YouTube videos promote positive images of alcohol, finds studyBMJ 2017; 358 doi: https://doi.org/10.1136/bmj.j4365 (Published 21 September 2017) Cite this as: BMJ 2017;358:j4365
YouTube videos featuring alcohol products that are popular with underage drinkers attract large numbers of viewers and often associate drinking with fun and attractive characters, a new study has found.1
Researchers analysed the content and use of 137 YouTube videos published between 2006 and 2013 that featured alcohol brands popular with underage drinkers, ranging from beer to vodka.
“Although many studies have investigated the effect of alcohol advertisements on Facebook, Twitter and Instagram, little research has been done on video sharing platforms such as YouTube,” wrote the researchers, led by Brian Primack, director of the University of Pittsburgh Center for Research on Media, Technology and Health.
They added, “Video sharing platforms can combine the compelling high production values of traditional visual media with influential peer-to-peer dialogue.”
Their results, reported in the Journal of Studies on Alcohol and Drugs, showed that the videos had been viewed nearly 97 million times in total, with a median of 116 650 views (interquartile range (IQR) 12 377 to 384 973) per video. They had a median number of “like” designations of 302 (IQR 44 to 1027) and 11 (IQR 2 to 81) “dislikes.”
There was no way of knowing the age of viewers, but the researchers pointed out that some of the fastest growing media exposure to alcohol advertising and information is internet based and that internet access is widely available to teenagers, with 92% reporting daily use in a recent study.
Just under half (40%) of the videos were traditional advertisements, while 20% were classified as guides, which showcased a particular alcohol product and offered serving suggestions, and 13% were primarily music related. Most of the videos had been uploaded by “ordinary” YouTube users and not by manufacturers.
“It didn’t seem to be that Bud Light was posting most of these,” said Primack. “It was usually someone who just liked the ad enough to post it.”
The vast majority (130 or 95%) of videos analysed in the study featured male characters, while 40% (55) featured female characters. Nearly half (65 or 47%) contained humour, and a third (42 or 31%) included attractive primary characters.
Primack said that companies intended their advertisements to be amusing or otherwise engaging, and he suggested that this might be in the hope that people would share them on social media.
Ten per cent of the videos featured a man “chugging” (gulping down) a full bottle of distilled spirits. “Impressionable youth viewing these videos may develop maladaptive attitudes regarding factors such as the immediate dangers of binge drinking,” the study authors cautioned.

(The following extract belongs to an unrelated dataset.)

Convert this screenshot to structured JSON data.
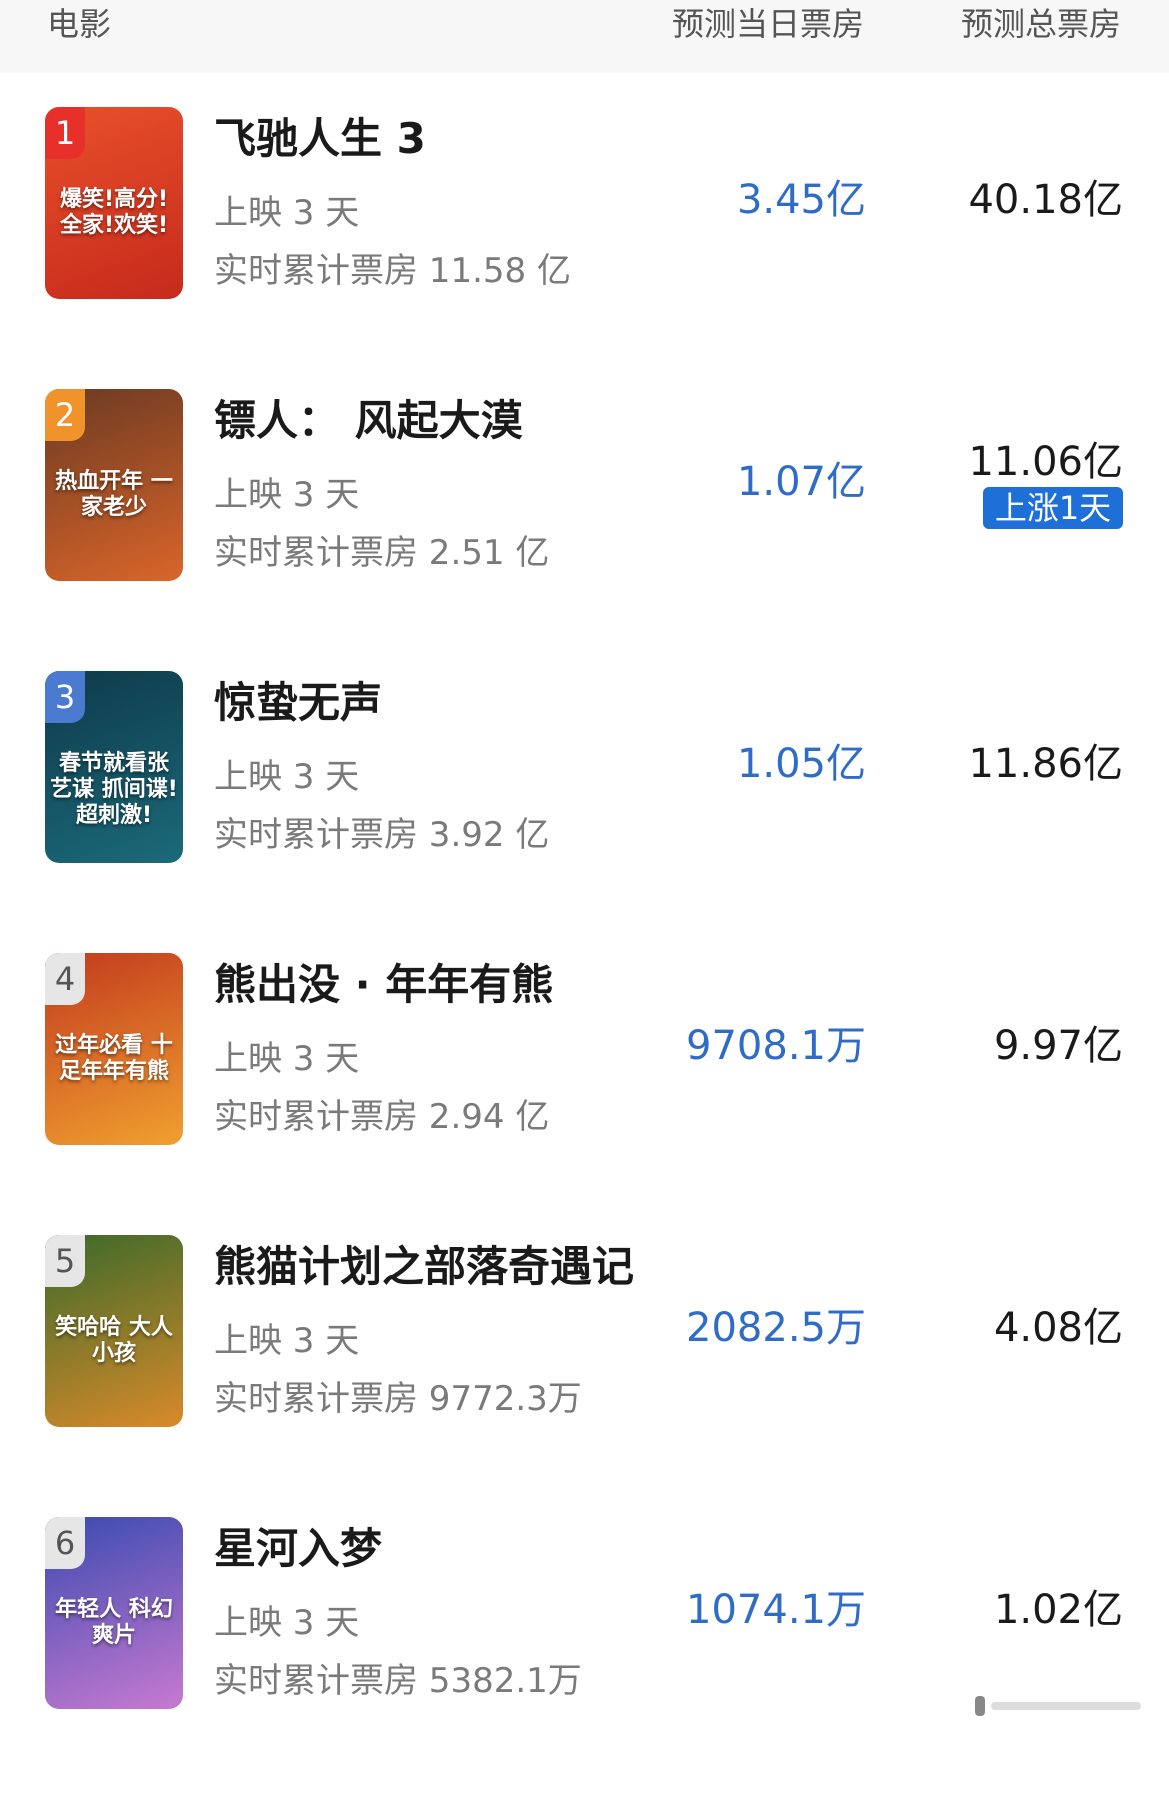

“We’re not suggesting that young people should never see these videos or that parents say, ‘You’re never using the internet again,’” Primack said. Instead, he suggested that parents help their children be more savvy about alcohol advertising.
“The stark differences between the representation of alcohol brands on YouTube and true known clinical associations with alcohol use may provide an opportunity for educational interventions,” concluded the researchers.